### Task statement:
Take the data below and write it out exactly, except for the pictures.
******
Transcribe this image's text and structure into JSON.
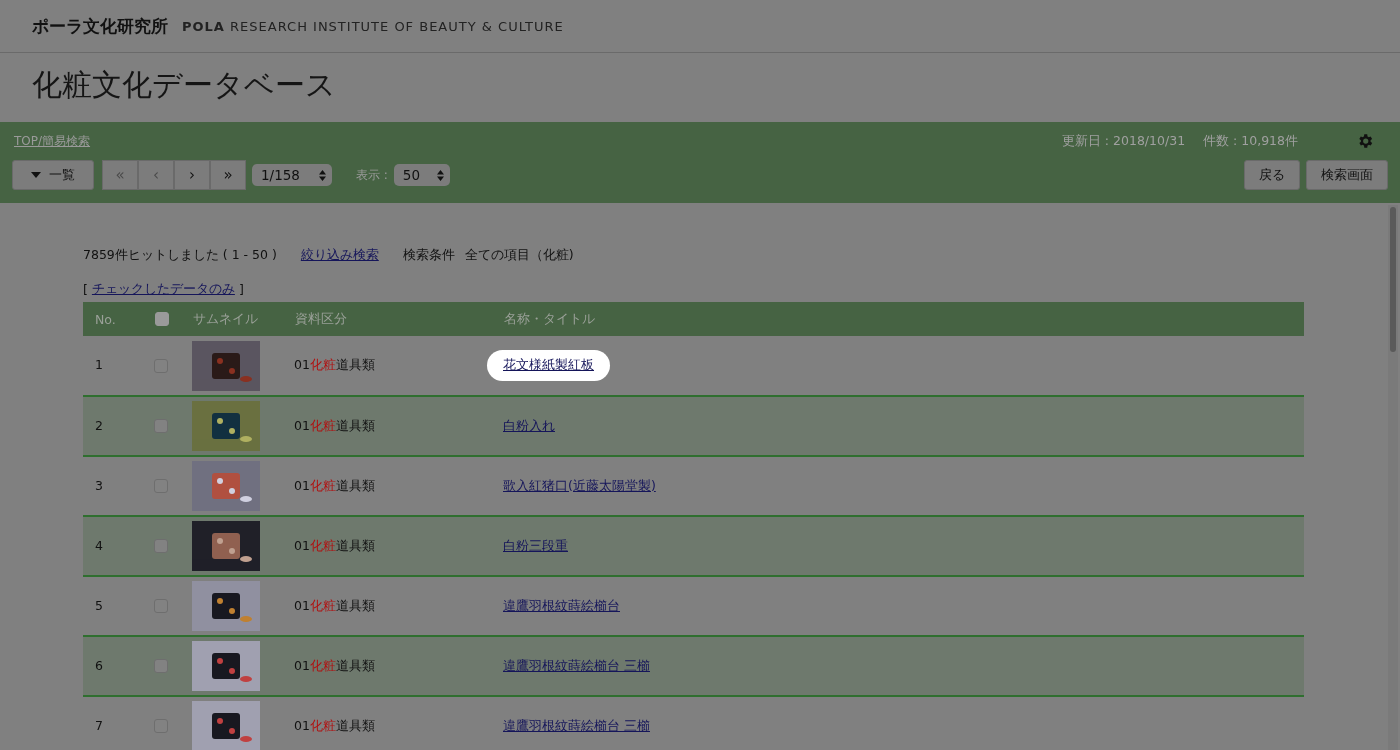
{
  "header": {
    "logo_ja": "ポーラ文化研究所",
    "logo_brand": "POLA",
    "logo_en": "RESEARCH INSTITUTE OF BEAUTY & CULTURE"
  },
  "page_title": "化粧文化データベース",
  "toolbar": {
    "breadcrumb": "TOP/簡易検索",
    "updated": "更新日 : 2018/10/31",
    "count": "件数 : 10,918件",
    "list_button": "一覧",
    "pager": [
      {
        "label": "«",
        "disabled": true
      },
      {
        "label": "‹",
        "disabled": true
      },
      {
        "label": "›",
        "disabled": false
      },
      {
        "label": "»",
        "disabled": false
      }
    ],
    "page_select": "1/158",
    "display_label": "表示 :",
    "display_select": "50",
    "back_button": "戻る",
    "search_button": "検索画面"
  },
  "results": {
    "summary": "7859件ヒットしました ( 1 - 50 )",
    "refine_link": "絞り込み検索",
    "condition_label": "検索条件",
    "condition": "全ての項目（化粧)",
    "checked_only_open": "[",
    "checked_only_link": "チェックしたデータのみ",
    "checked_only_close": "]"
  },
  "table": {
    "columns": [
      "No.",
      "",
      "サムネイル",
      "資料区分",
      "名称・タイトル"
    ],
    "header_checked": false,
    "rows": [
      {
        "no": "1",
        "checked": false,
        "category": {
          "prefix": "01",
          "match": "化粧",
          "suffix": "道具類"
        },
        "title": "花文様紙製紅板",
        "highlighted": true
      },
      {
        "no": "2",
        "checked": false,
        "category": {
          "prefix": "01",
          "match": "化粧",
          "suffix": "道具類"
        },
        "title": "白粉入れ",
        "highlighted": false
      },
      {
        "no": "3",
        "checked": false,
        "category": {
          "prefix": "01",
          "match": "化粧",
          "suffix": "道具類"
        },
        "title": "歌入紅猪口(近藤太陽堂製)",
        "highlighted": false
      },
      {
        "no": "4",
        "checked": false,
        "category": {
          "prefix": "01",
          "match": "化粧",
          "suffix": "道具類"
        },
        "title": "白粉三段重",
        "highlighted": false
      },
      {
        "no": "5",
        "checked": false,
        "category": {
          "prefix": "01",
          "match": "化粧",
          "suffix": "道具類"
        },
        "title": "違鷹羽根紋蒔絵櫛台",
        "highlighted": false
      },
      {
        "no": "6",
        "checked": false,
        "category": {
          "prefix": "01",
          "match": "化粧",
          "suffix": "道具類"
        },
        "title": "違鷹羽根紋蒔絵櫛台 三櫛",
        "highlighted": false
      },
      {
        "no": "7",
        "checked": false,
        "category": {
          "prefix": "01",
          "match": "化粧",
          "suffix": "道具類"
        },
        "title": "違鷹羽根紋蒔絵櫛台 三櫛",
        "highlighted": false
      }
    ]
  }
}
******
### Solution for this exercise:
Transcribe this image's text and structure into JSON.
{
  "header": {
    "logo_ja": "ポーラ文化研究所",
    "logo_brand": "POLA",
    "logo_en": "RESEARCH INSTITUTE OF BEAUTY & CULTURE"
  },
  "page_title": "化粧文化データベース",
  "toolbar": {
    "breadcrumb": "TOP/簡易検索",
    "updated": "更新日 : 2018/10/31",
    "count": "件数 : 10,918件",
    "list_button": "一覧",
    "pager": [
      {
        "label": "«",
        "disabled": true
      },
      {
        "label": "‹",
        "disabled": true
      },
      {
        "label": "›",
        "disabled": false
      },
      {
        "label": "»",
        "disabled": false
      }
    ],
    "page_select": "1/158",
    "display_label": "表示 :",
    "display_select": "50",
    "back_button": "戻る",
    "search_button": "検索画面"
  },
  "results": {
    "summary": "7859件ヒットしました ( 1 - 50 )",
    "refine_link": "絞り込み検索",
    "condition_label": "検索条件",
    "condition": "全ての項目（化粧)",
    "checked_only_open": "[",
    "checked_only_link": "チェックしたデータのみ",
    "checked_only_close": "]"
  },
  "table": {
    "columns": [
      "No.",
      "",
      "サムネイル",
      "資料区分",
      "名称・タイトル"
    ],
    "header_checked": false,
    "rows": [
      {
        "no": "1",
        "checked": false,
        "category": {
          "prefix": "01",
          "match": "化粧",
          "suffix": "道具類"
        },
        "title": "花文様紙製紅板",
        "highlighted": true
      },
      {
        "no": "2",
        "checked": false,
        "category": {
          "prefix": "01",
          "match": "化粧",
          "suffix": "道具類"
        },
        "title": "白粉入れ",
        "highlighted": false
      },
      {
        "no": "3",
        "checked": false,
        "category": {
          "prefix": "01",
          "match": "化粧",
          "suffix": "道具類"
        },
        "title": "歌入紅猪口(近藤太陽堂製)",
        "highlighted": false
      },
      {
        "no": "4",
        "checked": false,
        "category": {
          "prefix": "01",
          "match": "化粧",
          "suffix": "道具類"
        },
        "title": "白粉三段重",
        "highlighted": false
      },
      {
        "no": "5",
        "checked": false,
        "category": {
          "prefix": "01",
          "match": "化粧",
          "suffix": "道具類"
        },
        "title": "違鷹羽根紋蒔絵櫛台",
        "highlighted": false
      },
      {
        "no": "6",
        "checked": false,
        "category": {
          "prefix": "01",
          "match": "化粧",
          "suffix": "道具類"
        },
        "title": "違鷹羽根紋蒔絵櫛台 三櫛",
        "highlighted": false
      },
      {
        "no": "7",
        "checked": false,
        "category": {
          "prefix": "01",
          "match": "化粧",
          "suffix": "道具類"
        },
        "title": "違鷹羽根紋蒔絵櫛台 三櫛",
        "highlighted": false
      }
    ]
  }
}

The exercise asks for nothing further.